━━━ Available records
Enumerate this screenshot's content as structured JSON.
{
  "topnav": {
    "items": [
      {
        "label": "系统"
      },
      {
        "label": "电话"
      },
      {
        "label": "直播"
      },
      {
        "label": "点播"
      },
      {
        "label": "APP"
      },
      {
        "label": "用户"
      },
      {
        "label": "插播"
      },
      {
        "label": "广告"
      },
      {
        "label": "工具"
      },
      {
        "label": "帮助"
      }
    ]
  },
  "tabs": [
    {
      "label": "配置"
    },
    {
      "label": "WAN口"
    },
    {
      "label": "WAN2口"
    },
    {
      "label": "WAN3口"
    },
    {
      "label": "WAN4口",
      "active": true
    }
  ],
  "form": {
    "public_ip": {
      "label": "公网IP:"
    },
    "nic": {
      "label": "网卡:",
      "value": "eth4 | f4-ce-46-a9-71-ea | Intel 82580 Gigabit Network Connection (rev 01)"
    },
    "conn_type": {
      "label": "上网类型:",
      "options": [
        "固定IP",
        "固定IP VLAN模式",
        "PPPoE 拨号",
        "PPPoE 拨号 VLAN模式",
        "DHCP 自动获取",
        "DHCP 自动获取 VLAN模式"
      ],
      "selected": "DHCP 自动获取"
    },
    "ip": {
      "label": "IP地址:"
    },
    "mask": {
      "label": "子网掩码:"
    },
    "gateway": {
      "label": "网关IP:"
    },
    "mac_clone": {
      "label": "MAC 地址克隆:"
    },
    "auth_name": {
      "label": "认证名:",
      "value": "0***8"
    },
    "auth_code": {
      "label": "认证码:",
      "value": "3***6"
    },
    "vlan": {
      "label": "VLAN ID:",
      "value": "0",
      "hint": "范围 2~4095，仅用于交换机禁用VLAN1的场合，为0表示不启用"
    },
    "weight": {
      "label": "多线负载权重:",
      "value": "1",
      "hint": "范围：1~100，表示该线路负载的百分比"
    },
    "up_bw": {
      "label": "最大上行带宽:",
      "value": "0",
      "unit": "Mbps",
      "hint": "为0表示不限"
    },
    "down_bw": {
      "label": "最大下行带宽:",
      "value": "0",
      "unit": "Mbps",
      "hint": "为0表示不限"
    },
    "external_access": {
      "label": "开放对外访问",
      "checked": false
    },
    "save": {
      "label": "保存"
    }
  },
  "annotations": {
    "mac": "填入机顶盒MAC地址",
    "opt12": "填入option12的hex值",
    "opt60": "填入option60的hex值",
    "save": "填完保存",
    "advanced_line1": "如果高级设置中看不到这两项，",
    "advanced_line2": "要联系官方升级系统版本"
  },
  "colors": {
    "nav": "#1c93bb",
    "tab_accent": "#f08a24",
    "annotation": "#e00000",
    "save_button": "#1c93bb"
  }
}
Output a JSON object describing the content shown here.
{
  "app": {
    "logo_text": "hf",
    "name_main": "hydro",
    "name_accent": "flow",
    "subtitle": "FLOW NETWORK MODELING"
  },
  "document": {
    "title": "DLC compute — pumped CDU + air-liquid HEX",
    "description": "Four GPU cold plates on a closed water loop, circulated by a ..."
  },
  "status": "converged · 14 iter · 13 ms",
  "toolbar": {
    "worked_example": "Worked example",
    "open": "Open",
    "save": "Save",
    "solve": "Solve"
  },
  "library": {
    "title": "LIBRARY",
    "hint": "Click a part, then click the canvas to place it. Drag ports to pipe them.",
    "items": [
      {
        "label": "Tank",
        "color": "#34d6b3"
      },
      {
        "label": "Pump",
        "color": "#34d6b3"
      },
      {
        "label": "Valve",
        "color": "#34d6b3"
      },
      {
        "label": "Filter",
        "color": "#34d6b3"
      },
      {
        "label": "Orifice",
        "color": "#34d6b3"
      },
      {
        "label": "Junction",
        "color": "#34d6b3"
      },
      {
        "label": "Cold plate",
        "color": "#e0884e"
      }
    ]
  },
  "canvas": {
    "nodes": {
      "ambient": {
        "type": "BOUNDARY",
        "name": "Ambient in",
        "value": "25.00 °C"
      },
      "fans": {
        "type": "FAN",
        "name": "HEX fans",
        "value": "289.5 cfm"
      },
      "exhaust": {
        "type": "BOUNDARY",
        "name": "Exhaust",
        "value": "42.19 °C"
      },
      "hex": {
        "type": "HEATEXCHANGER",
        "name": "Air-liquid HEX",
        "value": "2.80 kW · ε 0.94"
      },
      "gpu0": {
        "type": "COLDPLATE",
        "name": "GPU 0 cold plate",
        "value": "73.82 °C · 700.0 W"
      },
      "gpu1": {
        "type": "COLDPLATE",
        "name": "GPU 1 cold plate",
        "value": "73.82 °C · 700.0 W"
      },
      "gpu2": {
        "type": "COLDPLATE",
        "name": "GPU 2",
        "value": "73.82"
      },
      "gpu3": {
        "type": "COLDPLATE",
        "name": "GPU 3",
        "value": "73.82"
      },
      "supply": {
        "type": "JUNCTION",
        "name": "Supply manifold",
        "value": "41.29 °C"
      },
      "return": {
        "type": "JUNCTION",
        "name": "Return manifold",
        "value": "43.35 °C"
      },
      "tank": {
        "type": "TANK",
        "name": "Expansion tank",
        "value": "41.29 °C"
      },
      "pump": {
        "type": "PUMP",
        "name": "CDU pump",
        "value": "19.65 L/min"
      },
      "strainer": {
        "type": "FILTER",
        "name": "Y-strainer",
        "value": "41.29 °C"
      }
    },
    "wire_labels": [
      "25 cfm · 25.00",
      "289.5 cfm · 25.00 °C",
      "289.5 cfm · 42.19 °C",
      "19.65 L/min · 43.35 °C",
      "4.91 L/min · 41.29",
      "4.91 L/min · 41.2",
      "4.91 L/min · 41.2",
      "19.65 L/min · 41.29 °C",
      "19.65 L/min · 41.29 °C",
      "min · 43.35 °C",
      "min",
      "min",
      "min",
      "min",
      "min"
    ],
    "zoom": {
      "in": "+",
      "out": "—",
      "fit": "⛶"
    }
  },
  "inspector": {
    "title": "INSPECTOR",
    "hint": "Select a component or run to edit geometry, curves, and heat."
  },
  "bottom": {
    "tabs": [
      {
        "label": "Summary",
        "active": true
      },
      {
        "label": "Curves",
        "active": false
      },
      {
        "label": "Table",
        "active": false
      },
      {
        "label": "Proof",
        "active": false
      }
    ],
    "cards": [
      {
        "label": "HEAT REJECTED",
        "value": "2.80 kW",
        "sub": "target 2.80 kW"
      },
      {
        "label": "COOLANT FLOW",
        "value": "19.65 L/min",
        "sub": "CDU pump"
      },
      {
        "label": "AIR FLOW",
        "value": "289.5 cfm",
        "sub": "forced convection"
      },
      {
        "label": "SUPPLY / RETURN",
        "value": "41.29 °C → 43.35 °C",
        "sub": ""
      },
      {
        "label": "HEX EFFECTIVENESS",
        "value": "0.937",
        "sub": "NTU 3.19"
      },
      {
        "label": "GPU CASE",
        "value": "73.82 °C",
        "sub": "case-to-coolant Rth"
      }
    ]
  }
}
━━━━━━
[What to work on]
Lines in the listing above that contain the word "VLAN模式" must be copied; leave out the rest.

[Written solution]
        "固定IP VLAN模式",
        "PPPoE 拨号 VLAN模式",
        "DHCP 自动获取 VLAN模式"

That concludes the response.